Next are financial concerns, another subject that is neglected in our schools. And I'm not talking about classes that teach students how to balance their checkbook, but the concerns of cost of living and what type of job / career and investments will enable them to live comfortably. How to spend and to keep their spending under control. Credit and its epidemic concern. An understanding of finances is essential to any person, young and old. Understanding the miracle of compound interest is essential. Einstein called it "the greatest mathematical discovery of all time." If a child begins investing at a young age, she will want for little by the time she reaches her thirties. Yet how many are trained in the realities of or need for investments? or an understanding of the world economy and its effect on jobs and careers? the truth about the government and its effect on the same? on and on.
And what of a political education? In a democracy, where choice is paramount, what of a sustained need to educate students about the Constitution, politics, political offices, laws and their types, bills, bonds, propositions, and so on. Why should we rely on self-education here? or as is more often the case, no education. And certainly there are classes taught here, but they are often dry and lacking practical application. There is a dire need to teach an appreciation and understanding of those who sacrificed lives to produce a government that is far from perfect but has formed a country with great economic strength and opportunity.

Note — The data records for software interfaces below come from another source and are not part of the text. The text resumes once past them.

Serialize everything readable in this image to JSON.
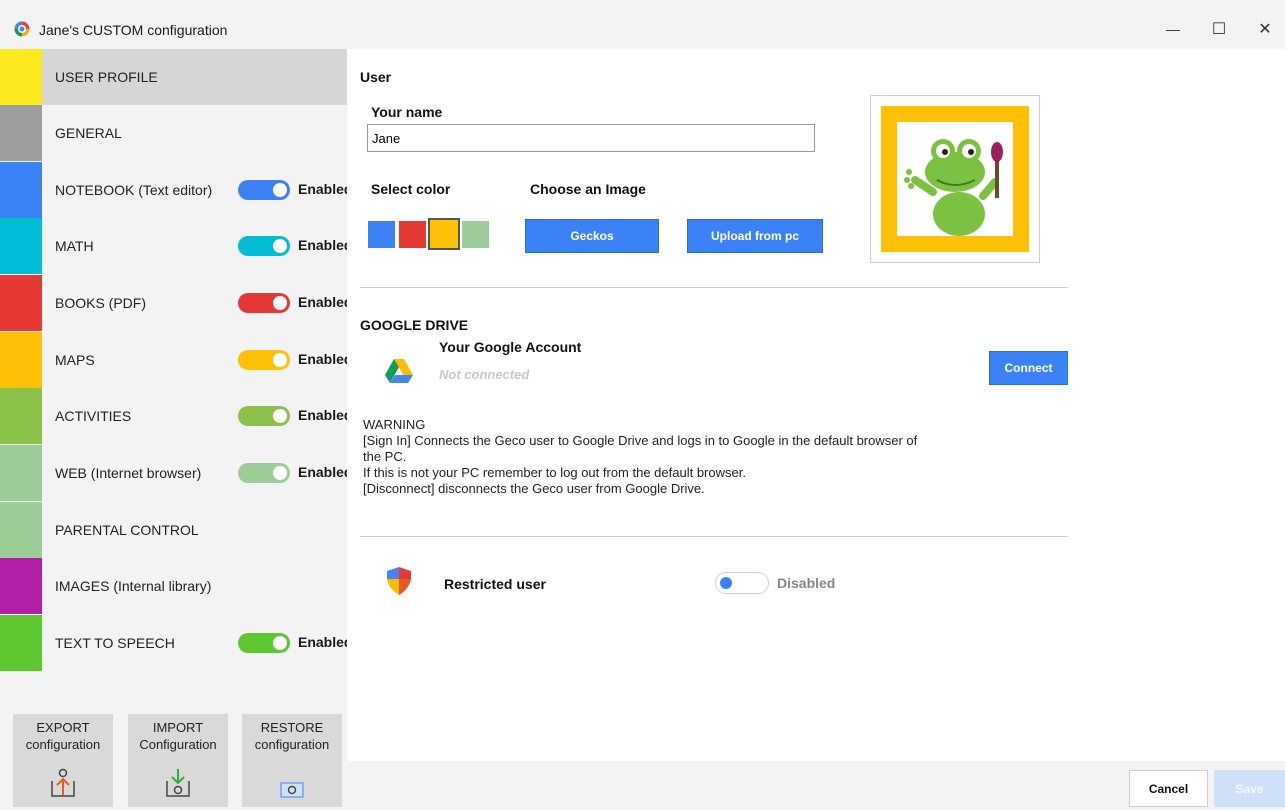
{
  "window": {
    "title": "Jane's CUSTOM configuration",
    "minimize_glyph": "—",
    "maximize_glyph": "☐",
    "close_glyph": "✕"
  },
  "sidebar": {
    "items": [
      {
        "label": "USER PROFILE",
        "color": "#fcea20",
        "toggle": false,
        "active": true
      },
      {
        "label": "GENERAL",
        "color": "#9e9e9e",
        "toggle": false
      },
      {
        "label": "NOTEBOOK (Text editor)",
        "color": "#3b82f6",
        "toggle": true,
        "toggle_color": "#3b82f6",
        "state": "Enabled"
      },
      {
        "label": "MATH",
        "color": "#00bcd4",
        "toggle": true,
        "toggle_color": "#00bcd4",
        "state": "Enabled"
      },
      {
        "label": "BOOKS (PDF)",
        "color": "#e53935",
        "toggle": true,
        "toggle_color": "#e53935",
        "state": "Enabled"
      },
      {
        "label": "MAPS",
        "color": "#ffc107",
        "toggle": true,
        "toggle_color": "#ffc107",
        "state": "Enabled"
      },
      {
        "label": "ACTIVITIES",
        "color": "#8bc34a",
        "toggle": true,
        "toggle_color": "#8bc34a",
        "state": "Enabled"
      },
      {
        "label": "WEB (Internet browser)",
        "color": "#9ccc98",
        "toggle": true,
        "toggle_color": "#9ccc98",
        "state": "Enabled"
      },
      {
        "label": "PARENTAL CONTROL",
        "color": "#9ccc98",
        "toggle": false
      },
      {
        "label": "IMAGES (Internal library)",
        "color": "#b01fa6",
        "toggle": false
      },
      {
        "label": "TEXT TO SPEECH",
        "color": "#5cc72e",
        "toggle": true,
        "toggle_color": "#5cc72e",
        "state": "Enabled"
      }
    ],
    "buttons": {
      "export_line1": "EXPORT",
      "export_line2": "configuration",
      "import_line1": "IMPORT",
      "import_line2": "Configuration",
      "restore_line1": "RESTORE",
      "restore_line2": "configuration"
    }
  },
  "user": {
    "section_title": "User",
    "name_label": "Your name",
    "name_value": "Jane",
    "select_color_label": "Select color",
    "choose_image_label": "Choose an Image",
    "swatches": [
      "#3b82f6",
      "#e53935",
      "#ffc107",
      "#9ccc98"
    ],
    "selected_color": "#ffc107",
    "geckos_button": "Geckos",
    "upload_button": "Upload from pc",
    "avatar_icon": "gecko-painter-avatar"
  },
  "google_drive": {
    "section_title": "GOOGLE DRIVE",
    "account_label": "Your Google Account",
    "status": "Not connected",
    "connect_button": "Connect",
    "warning_title": "WARNING",
    "warning_lines": [
      "[Sign In] Connects the Geco user to Google Drive and logs in to Google in the default browser of",
      "the PC.",
      "If this is not your PC remember to log out from the default browser.",
      "[Disconnect] disconnects the Geco user from Google Drive."
    ]
  },
  "restricted": {
    "label": "Restricted user",
    "state": "Disabled"
  },
  "footer": {
    "cancel": "Cancel",
    "save": "Save"
  }
}
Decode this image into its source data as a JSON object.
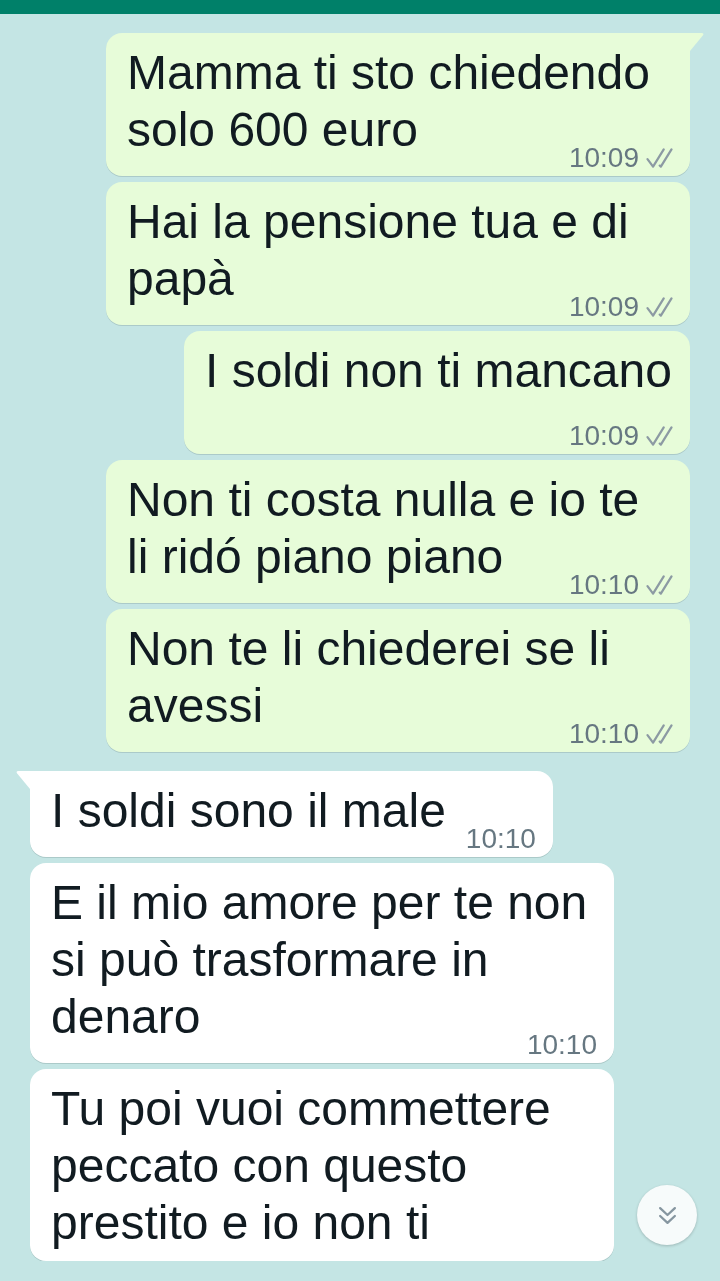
{
  "messages": [
    {
      "kind": "outgoing",
      "text": "Mamma ti sto chiedendo solo 600 euro",
      "time": "10:09",
      "read": false
    },
    {
      "kind": "outgoing",
      "text": "Hai la pensione tua e di papà",
      "time": "10:09",
      "read": false
    },
    {
      "kind": "outgoing",
      "text": "I soldi non ti mancano",
      "time": "10:09",
      "read": false
    },
    {
      "kind": "outgoing",
      "text": "Non ti costa nulla e io te li ridó piano piano",
      "time": "10:10",
      "read": false
    },
    {
      "kind": "outgoing",
      "text": "Non te li chiederei se li avessi",
      "time": "10:10",
      "read": false
    },
    {
      "kind": "incoming",
      "text": "I soldi sono il male",
      "time": "10:10"
    },
    {
      "kind": "incoming",
      "text": "E il mio amore per te non si può trasformare in denaro",
      "time": "10:10"
    },
    {
      "kind": "incoming",
      "text": "Tu poi vuoi commettere peccato con questo prestito e io non ti"
    }
  ]
}
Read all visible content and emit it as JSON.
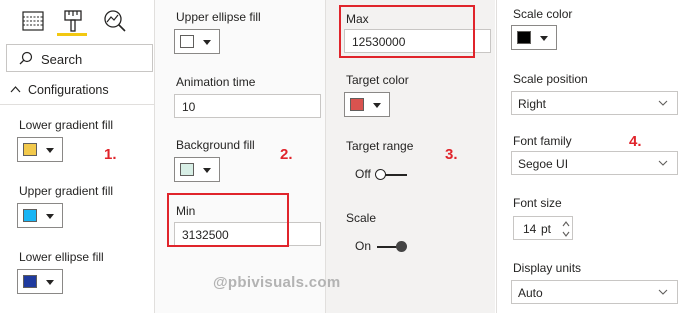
{
  "toolbar": {
    "icons": [
      "fields-icon",
      "format-paint-icon",
      "analytics-icon"
    ],
    "active": "format-paint-icon",
    "accent_color": "#f2c811"
  },
  "search": {
    "placeholder": "Search"
  },
  "section": {
    "label": "Configurations",
    "expanded": true
  },
  "panel1": {
    "lower_gradient": {
      "label": "Lower gradient fill",
      "color": "#f2c94c"
    },
    "upper_gradient": {
      "label": "Upper gradient fill",
      "color": "#19b5f5"
    },
    "lower_ellipse": {
      "label": "Lower ellipse fill",
      "color": "#1f3a9e"
    },
    "marker": "1."
  },
  "panel2": {
    "upper_ellipse": {
      "label": "Upper ellipse fill",
      "color": "#ffffff"
    },
    "animation_time": {
      "label": "Animation time",
      "value": "10"
    },
    "background_fill": {
      "label": "Background fill",
      "color": "#d8efe6"
    },
    "min": {
      "label": "Min",
      "value": "3132500"
    },
    "marker": "2."
  },
  "panel3": {
    "max": {
      "label": "Max",
      "value": "12530000"
    },
    "target_color": {
      "label": "Target color",
      "color": "#d9534f"
    },
    "target_range": {
      "label": "Target range",
      "state": "Off"
    },
    "scale": {
      "label": "Scale",
      "state": "On"
    },
    "marker": "3."
  },
  "panel4": {
    "scale_color": {
      "label": "Scale color",
      "color": "#000000"
    },
    "scale_position": {
      "label": "Scale position",
      "value": "Right"
    },
    "font_family": {
      "label": "Font family",
      "value": "Segoe UI"
    },
    "font_size": {
      "label": "Font size",
      "value": "14",
      "unit": "pt"
    },
    "display_units": {
      "label": "Display units",
      "value": "Auto"
    },
    "marker": "4."
  },
  "watermark": "@pbivisuals.com",
  "highlight_color": "#e0242b"
}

Finally, what of the realities of failure and success? What of teaching students essential success skills? What of teaching students to be industrious, self-sacrificing, honest, cooperative, never mind the realities of ever present failure and the necessity of understanding its teaching them to overcome obstacles, to learn patience, honor, compassion, perseverance, on and on.
I go into these concerns and more in much greater depth in my upcoming book Education is a Waste of Time.
There is so much more that our school systems need to do in order to prepare our students, enable our students for greater success. These are the essentials that must be focused on and learned if our children are to be successful individually and in creating a better society. Yet if parents rely too much on our schools for the educating of our children then our children are certainly going to continue to be ill prepared, disappointed, and disillusioned by school, work, and society. God bless us to do what is right for future generations.